The createSortedLists() method is similar to the addFilesToListView() method in the previous example in that it iterates through the contents of the specified directory. Every file it finds (other than the two directories "." and "..", which it ignores) are placed into one of two List objects. If the file represents a directory, it is placed in the dirList object. If it is not a directory, the name is placed in the fileList object. Both lists are then sorted. This approach of maintaining two lists makes createSortedLists() slightly more complicated than its addFilesToListView() predecessor. However, it avoids the need to iterate through the directory twice, once for the subdirectories and again for the non-subdirectories.

Once expandTreeNode() has captured the contents of the current directory in the two lists and sorted them, it adds the contents of the directory list to the current node by calling the addDirsToNode() method and adds the contents of the file list by calling addFilesToNode(). Since the latter is the easier of the two, let's consider it first.

The addFilesToNode() method starts by creating an itemEnumerator interface for the file list. It uses itemEnumerator to iterate through the list until hasMoreItems() returns false. The call to nextItem() returns the current file name string and moves the iterator to the next member in the list. A TreeNode object is built to contain the file name returned from nextItem(), and then the TreeNode object is added to the parent node by calling addNode().

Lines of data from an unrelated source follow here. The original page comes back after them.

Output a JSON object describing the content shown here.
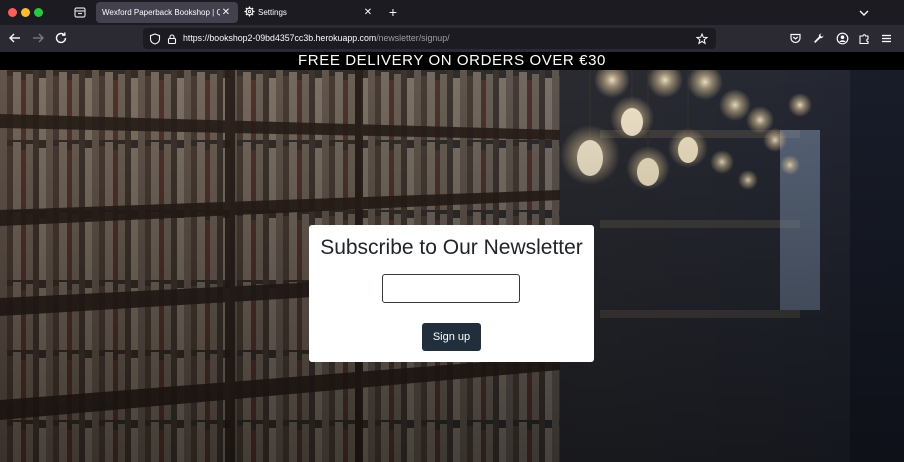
{
  "browser": {
    "tabs": [
      {
        "title": "Wexford Paperback Bookshop | Qua",
        "active": true
      },
      {
        "title": "Settings",
        "active": false
      }
    ],
    "new_tab_label": "+",
    "close_glyph": "✕",
    "url": {
      "host": "https://bookshop2-09bd4357cc3b.herokuapp.com",
      "path": "/newsletter/signup/"
    },
    "colors": {
      "chrome_bg": "#1c1b22",
      "toolbar_bg": "#2b2a33",
      "active_tab": "#42414d"
    }
  },
  "page": {
    "banner_text": "FREE DELIVERY ON ORDERS OVER €30",
    "newsletter": {
      "title": "Subscribe to Our Newsletter",
      "email_value": "",
      "email_placeholder": "",
      "button_label": "Sign up"
    },
    "colors": {
      "banner_bg": "#000000",
      "button_bg": "#212f3d",
      "card_bg": "#ffffff"
    }
  }
}
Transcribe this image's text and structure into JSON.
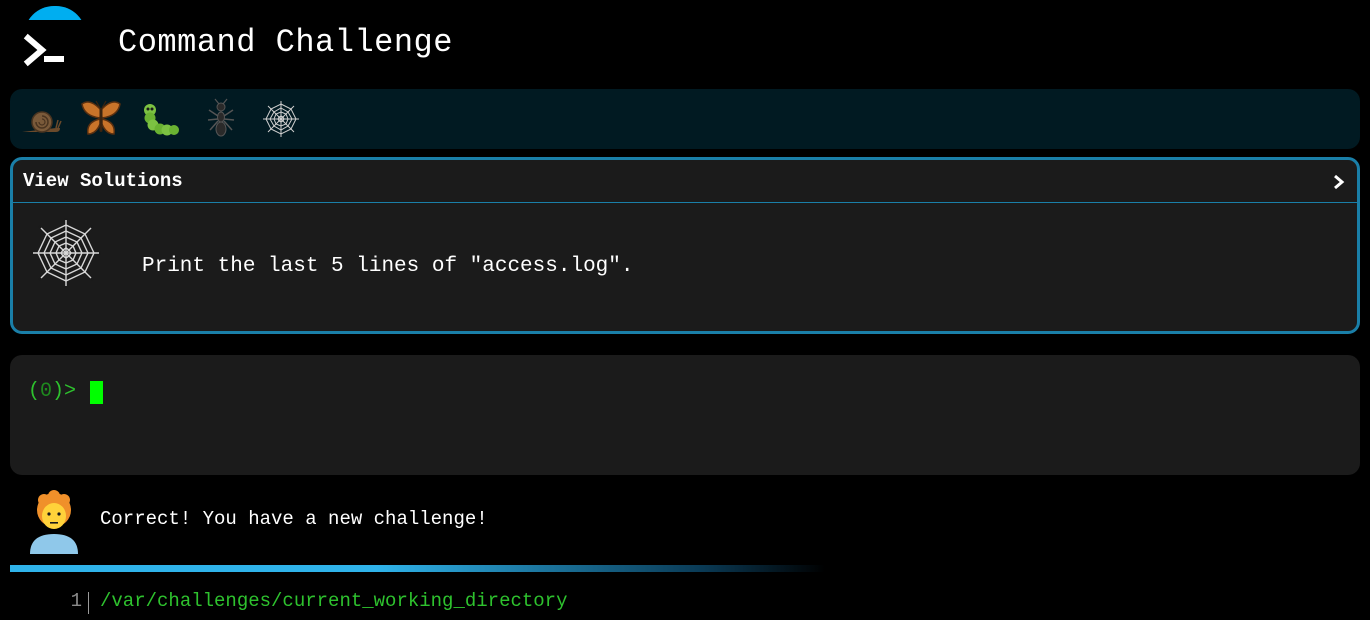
{
  "app": {
    "title": "Command Challenge",
    "logo_icon": "terminal-prompt-icon"
  },
  "levels": [
    {
      "name": "snail",
      "icon": "snail-icon"
    },
    {
      "name": "butterfly",
      "icon": "butterfly-icon"
    },
    {
      "name": "caterpillar",
      "icon": "caterpillar-icon"
    },
    {
      "name": "ant",
      "icon": "ant-icon"
    },
    {
      "name": "spider-web",
      "icon": "spider-web-icon"
    }
  ],
  "challenge": {
    "view_solutions_label": "View Solutions",
    "level_icon": "spider-web-icon",
    "text": "Print the last 5 lines of \"access.log\"."
  },
  "terminal": {
    "prompt_open": "(",
    "prompt_count": "0",
    "prompt_close": ")>"
  },
  "feedback": {
    "avatar_icon": "person-avatar-icon",
    "message": "Correct! You have a new challenge!"
  },
  "output": {
    "lines": [
      {
        "number": "1",
        "text": "/var/challenges/current_working_directory"
      }
    ]
  },
  "colors": {
    "background": "#000000",
    "level_bar": "#011a22",
    "panel": "#1b1b1b",
    "panel_border": "#1a7fa8",
    "prompt_green": "#2ec22e",
    "cursor_green": "#00ff00",
    "logo_blue": "#00aef0"
  }
}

The addDirsToNode() method begins in much the same way, by creating and using an itemEnumerator interface to iterate through the list of subdirectory names. Rather than simply create a TreeNode object to add to the parent node, however, this method calls the expandTreeNode() method to add a new directory node, passing it the name of the subdirectory and the path to the current parent node.

As you know already, expandTreeNode() continues the process by generating a list of all of the files in that subdirectory. Each of the subdirectories of that subdirectory is then passed to expandTreeNode() in turn. In this way, the program uses expandTreeNode() to recursively burrow deeper and deeper into the hierarchy of subdirectories until it eventually reaches the end: the subdirectories that contain only files and no further subdirectories.

I added one event handler function to TreeViewDemo. The afterSelect event occurs after the user has selected a tree node. To select a tree node, the user clicks the plus sign in front of the node name. In this case, the treeView_afterSelect() method retrieves the currently selected node and displays the file name associated with this node in the edit window at the bottom of the form.

Screenshot-7 shows the results of executing TreeViewDemo on my \TEMP directory. As you can see, the directories are listed first. Those nodes that have subnodes are listed with small plus signs. Clicking a plus sign causes the node to expand and show the subnodes within.

Screenshot

Screenshot-7. The results of executing the TreeViewDemo on my \TEMP directory. Comments